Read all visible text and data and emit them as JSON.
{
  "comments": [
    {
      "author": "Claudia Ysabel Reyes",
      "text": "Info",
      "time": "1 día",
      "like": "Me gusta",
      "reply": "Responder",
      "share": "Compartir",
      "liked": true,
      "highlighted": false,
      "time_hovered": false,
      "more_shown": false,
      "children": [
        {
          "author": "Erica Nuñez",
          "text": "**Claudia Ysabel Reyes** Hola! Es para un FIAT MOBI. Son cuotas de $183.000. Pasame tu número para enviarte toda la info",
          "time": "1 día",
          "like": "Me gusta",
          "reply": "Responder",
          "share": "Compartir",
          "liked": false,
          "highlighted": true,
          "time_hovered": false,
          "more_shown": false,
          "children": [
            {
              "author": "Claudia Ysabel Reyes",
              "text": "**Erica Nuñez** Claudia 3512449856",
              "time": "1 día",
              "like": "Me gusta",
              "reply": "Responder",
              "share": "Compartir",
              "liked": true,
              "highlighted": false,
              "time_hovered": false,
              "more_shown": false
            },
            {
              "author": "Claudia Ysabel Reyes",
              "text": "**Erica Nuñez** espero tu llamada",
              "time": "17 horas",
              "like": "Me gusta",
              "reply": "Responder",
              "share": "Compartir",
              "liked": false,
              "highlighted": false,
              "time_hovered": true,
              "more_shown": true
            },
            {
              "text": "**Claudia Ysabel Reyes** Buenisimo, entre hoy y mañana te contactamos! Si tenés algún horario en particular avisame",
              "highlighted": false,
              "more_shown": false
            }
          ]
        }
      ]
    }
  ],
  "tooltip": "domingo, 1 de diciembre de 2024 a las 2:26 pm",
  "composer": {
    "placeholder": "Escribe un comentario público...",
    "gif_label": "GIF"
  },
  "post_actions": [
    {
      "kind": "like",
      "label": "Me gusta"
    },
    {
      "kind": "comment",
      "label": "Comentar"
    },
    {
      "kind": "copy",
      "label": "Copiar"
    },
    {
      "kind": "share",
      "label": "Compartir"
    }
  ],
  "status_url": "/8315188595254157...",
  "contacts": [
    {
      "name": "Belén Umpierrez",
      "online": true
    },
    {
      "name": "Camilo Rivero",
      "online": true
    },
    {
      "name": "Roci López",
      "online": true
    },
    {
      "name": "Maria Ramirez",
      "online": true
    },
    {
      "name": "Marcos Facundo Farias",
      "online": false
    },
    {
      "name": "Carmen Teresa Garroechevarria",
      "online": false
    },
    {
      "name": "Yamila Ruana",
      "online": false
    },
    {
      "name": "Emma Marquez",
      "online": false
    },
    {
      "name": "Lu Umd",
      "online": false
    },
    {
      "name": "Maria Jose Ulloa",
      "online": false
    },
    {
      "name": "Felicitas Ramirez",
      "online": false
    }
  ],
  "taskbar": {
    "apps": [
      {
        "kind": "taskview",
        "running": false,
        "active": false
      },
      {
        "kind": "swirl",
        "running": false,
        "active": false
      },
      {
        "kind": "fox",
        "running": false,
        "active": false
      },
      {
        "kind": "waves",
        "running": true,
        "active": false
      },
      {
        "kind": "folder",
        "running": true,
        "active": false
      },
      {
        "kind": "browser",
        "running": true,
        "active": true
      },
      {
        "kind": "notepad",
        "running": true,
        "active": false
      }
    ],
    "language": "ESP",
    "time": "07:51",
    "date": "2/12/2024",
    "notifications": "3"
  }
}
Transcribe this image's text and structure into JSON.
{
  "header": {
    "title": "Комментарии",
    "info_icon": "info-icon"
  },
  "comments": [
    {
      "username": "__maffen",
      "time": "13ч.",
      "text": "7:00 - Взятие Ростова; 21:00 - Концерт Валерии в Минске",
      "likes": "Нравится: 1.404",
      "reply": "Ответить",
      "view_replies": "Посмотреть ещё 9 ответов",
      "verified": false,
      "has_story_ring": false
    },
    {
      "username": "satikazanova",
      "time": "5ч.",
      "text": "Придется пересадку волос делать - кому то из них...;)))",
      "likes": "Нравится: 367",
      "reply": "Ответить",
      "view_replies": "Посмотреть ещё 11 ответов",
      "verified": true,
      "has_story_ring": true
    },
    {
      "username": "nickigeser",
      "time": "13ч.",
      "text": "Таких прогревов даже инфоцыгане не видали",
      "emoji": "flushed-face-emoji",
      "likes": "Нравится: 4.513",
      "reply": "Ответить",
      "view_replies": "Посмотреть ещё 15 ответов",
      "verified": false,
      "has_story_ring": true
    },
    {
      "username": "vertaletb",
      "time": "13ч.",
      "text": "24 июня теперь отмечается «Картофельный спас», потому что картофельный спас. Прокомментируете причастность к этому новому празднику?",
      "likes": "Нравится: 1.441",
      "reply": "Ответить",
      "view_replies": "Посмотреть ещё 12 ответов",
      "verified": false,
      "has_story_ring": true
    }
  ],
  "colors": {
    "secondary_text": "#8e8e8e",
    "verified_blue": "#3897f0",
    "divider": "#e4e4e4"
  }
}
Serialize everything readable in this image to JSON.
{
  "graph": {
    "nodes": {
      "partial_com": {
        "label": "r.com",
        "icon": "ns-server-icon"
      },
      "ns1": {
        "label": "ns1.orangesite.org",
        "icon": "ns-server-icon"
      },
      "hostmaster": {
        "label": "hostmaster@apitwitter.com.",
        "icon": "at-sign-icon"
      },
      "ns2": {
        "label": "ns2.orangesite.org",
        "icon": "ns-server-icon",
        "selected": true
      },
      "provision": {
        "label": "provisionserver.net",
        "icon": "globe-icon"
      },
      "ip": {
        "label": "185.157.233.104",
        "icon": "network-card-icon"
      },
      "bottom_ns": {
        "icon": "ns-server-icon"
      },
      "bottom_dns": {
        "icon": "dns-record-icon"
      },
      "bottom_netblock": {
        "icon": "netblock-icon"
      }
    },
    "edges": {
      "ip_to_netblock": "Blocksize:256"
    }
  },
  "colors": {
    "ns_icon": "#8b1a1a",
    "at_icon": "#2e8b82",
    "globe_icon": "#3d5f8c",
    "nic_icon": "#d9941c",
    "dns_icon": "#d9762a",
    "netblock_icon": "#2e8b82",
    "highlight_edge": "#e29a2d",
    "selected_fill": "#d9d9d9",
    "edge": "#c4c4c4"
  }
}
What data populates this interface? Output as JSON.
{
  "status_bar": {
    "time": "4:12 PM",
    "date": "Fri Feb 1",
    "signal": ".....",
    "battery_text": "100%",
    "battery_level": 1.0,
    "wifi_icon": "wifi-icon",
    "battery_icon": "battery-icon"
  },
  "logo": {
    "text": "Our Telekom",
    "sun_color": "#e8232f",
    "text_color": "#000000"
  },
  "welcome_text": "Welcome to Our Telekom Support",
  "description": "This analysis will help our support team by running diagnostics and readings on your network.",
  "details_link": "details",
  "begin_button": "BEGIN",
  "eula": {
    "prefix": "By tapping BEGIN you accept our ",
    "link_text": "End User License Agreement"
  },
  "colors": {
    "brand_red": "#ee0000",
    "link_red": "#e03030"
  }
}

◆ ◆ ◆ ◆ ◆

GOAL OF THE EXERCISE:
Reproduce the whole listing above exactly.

COMPLETED EXERCISE:
Read all visible text and data and emit them as JSON.
{
  "comments": [
    {
      "author": "Claudia Ysabel Reyes",
      "text": "Info",
      "time": "1 día",
      "like": "Me gusta",
      "reply": "Responder",
      "share": "Compartir",
      "liked": true,
      "highlighted": false,
      "time_hovered": false,
      "more_shown": false,
      "children": [
        {
          "author": "Erica Nuñez",
          "text": "**Claudia Ysabel Reyes** Hola! Es para un FIAT MOBI. Son cuotas de $183.000. Pasame tu número para enviarte toda la info",
          "time": "1 día",
          "like": "Me gusta",
          "reply": "Responder",
          "share": "Compartir",
          "liked": false,
          "highlighted": true,
          "time_hovered": false,
          "more_shown": false,
          "children": [
            {
              "author": "Claudia Ysabel Reyes",
              "text": "**Erica Nuñez** Claudia 3512449856",
              "time": "1 día",
              "like": "Me gusta",
              "reply": "Responder",
              "share": "Compartir",
              "liked": true,
              "highlighted": false,
              "time_hovered": false,
              "more_shown": false
            },
            {
              "author": "Claudia Ysabel Reyes",
              "text": "**Erica Nuñez** espero tu llamada",
              "time": "17 horas",
              "like": "Me gusta",
              "reply": "Responder",
              "share": "Compartir",
              "liked": false,
              "highlighted": false,
              "time_hovered": true,
              "more_shown": true
            },
            {
              "text": "**Claudia Ysabel Reyes** Buenisimo, entre hoy y mañana te contactamos! Si tenés algún horario en particular avisame",
              "highlighted": false,
              "more_shown": false
            }
          ]
        }
      ]
    }
  ],
  "tooltip": "domingo, 1 de diciembre de 2024 a las 2:26 pm",
  "composer": {
    "placeholder": "Escribe un comentario público...",
    "gif_label": "GIF"
  },
  "post_actions": [
    {
      "kind": "like",
      "label": "Me gusta"
    },
    {
      "kind": "comment",
      "label": "Comentar"
    },
    {
      "kind": "copy",
      "label": "Copiar"
    },
    {
      "kind": "share",
      "label": "Compartir"
    }
  ],
  "status_url": "/8315188595254157...",
  "contacts": [
    {
      "name": "Belén Umpierrez",
      "online": true
    },
    {
      "name": "Camilo Rivero",
      "online": true
    },
    {
      "name": "Roci López",
      "online": true
    },
    {
      "name": "Maria Ramirez",
      "online": true
    },
    {
      "name": "Marcos Facundo Farias",
      "online": false
    },
    {
      "name": "Carmen Teresa Garroechevarria",
      "online": false
    },
    {
      "name": "Yamila Ruana",
      "online": false
    },
    {
      "name": "Emma Marquez",
      "online": false
    },
    {
      "name": "Lu Umd",
      "online": false
    },
    {
      "name": "Maria Jose Ulloa",
      "online": false
    },
    {
      "name": "Felicitas Ramirez",
      "online": false
    }
  ],
  "taskbar": {
    "apps": [
      {
        "kind": "taskview",
        "running": false,
        "active": false
      },
      {
        "kind": "swirl",
        "running": false,
        "active": false
      },
      {
        "kind": "fox",
        "running": false,
        "active": false
      },
      {
        "kind": "waves",
        "running": true,
        "active": false
      },
      {
        "kind": "folder",
        "running": true,
        "active": false
      },
      {
        "kind": "browser",
        "running": true,
        "active": true
      },
      {
        "kind": "notepad",
        "running": true,
        "active": false
      }
    ],
    "language": "ESP",
    "time": "07:51",
    "date": "2/12/2024",
    "notifications": "3"
  }
}
Transcribe this image's text and structure into JSON.
{
  "header": {
    "title": "Комментарии",
    "info_icon": "info-icon"
  },
  "comments": [
    {
      "username": "__maffen",
      "time": "13ч.",
      "text": "7:00 - Взятие Ростова; 21:00 - Концерт Валерии в Минске",
      "likes": "Нравится: 1.404",
      "reply": "Ответить",
      "view_replies": "Посмотреть ещё 9 ответов",
      "verified": false,
      "has_story_ring": false
    },
    {
      "username": "satikazanova",
      "time": "5ч.",
      "text": "Придется пересадку волос делать - кому то из них...;)))",
      "likes": "Нравится: 367",
      "reply": "Ответить",
      "view_replies": "Посмотреть ещё 11 ответов",
      "verified": true,
      "has_story_ring": true
    },
    {
      "username": "nickigeser",
      "time": "13ч.",
      "text": "Таких прогревов даже инфоцыгане не видали",
      "emoji": "flushed-face-emoji",
      "likes": "Нравится: 4.513",
      "reply": "Ответить",
      "view_replies": "Посмотреть ещё 15 ответов",
      "verified": false,
      "has_story_ring": true
    },
    {
      "username": "vertaletb",
      "time": "13ч.",
      "text": "24 июня теперь отмечается «Картофельный спас», потому что картофельный спас. Прокомментируете причастность к этому новому празднику?",
      "likes": "Нравится: 1.441",
      "reply": "Ответить",
      "view_replies": "Посмотреть ещё 12 ответов",
      "verified": false,
      "has_story_ring": true
    }
  ],
  "colors": {
    "secondary_text": "#8e8e8e",
    "verified_blue": "#3897f0",
    "divider": "#e4e4e4"
  }
}
Serialize everything readable in this image to JSON.
{
  "graph": {
    "nodes": {
      "partial_com": {
        "label": "r.com",
        "icon": "ns-server-icon"
      },
      "ns1": {
        "label": "ns1.orangesite.org",
        "icon": "ns-server-icon"
      },
      "hostmaster": {
        "label": "hostmaster@apitwitter.com.",
        "icon": "at-sign-icon"
      },
      "ns2": {
        "label": "ns2.orangesite.org",
        "icon": "ns-server-icon",
        "selected": true
      },
      "provision": {
        "label": "provisionserver.net",
        "icon": "globe-icon"
      },
      "ip": {
        "label": "185.157.233.104",
        "icon": "network-card-icon"
      },
      "bottom_ns": {
        "icon": "ns-server-icon"
      },
      "bottom_dns": {
        "icon": "dns-record-icon"
      },
      "bottom_netblock": {
        "icon": "netblock-icon"
      }
    },
    "edges": {
      "ip_to_netblock": "Blocksize:256"
    }
  },
  "colors": {
    "ns_icon": "#8b1a1a",
    "at_icon": "#2e8b82",
    "globe_icon": "#3d5f8c",
    "nic_icon": "#d9941c",
    "dns_icon": "#d9762a",
    "netblock_icon": "#2e8b82",
    "highlight_edge": "#e29a2d",
    "selected_fill": "#d9d9d9",
    "edge": "#c4c4c4"
  }
}
What data populates this interface? Output as JSON.
{
  "status_bar": {
    "time": "4:12 PM",
    "date": "Fri Feb 1",
    "signal": ".....",
    "battery_text": "100%",
    "battery_level": 1.0,
    "wifi_icon": "wifi-icon",
    "battery_icon": "battery-icon"
  },
  "logo": {
    "text": "Our Telekom",
    "sun_color": "#e8232f",
    "text_color": "#000000"
  },
  "welcome_text": "Welcome to Our Telekom Support",
  "description": "This analysis will help our support team by running diagnostics and readings on your network.",
  "details_link": "details",
  "begin_button": "BEGIN",
  "eula": {
    "prefix": "By tapping BEGIN you accept our ",
    "link_text": "End User License Agreement"
  },
  "colors": {
    "brand_red": "#ee0000",
    "link_red": "#e03030"
  }
}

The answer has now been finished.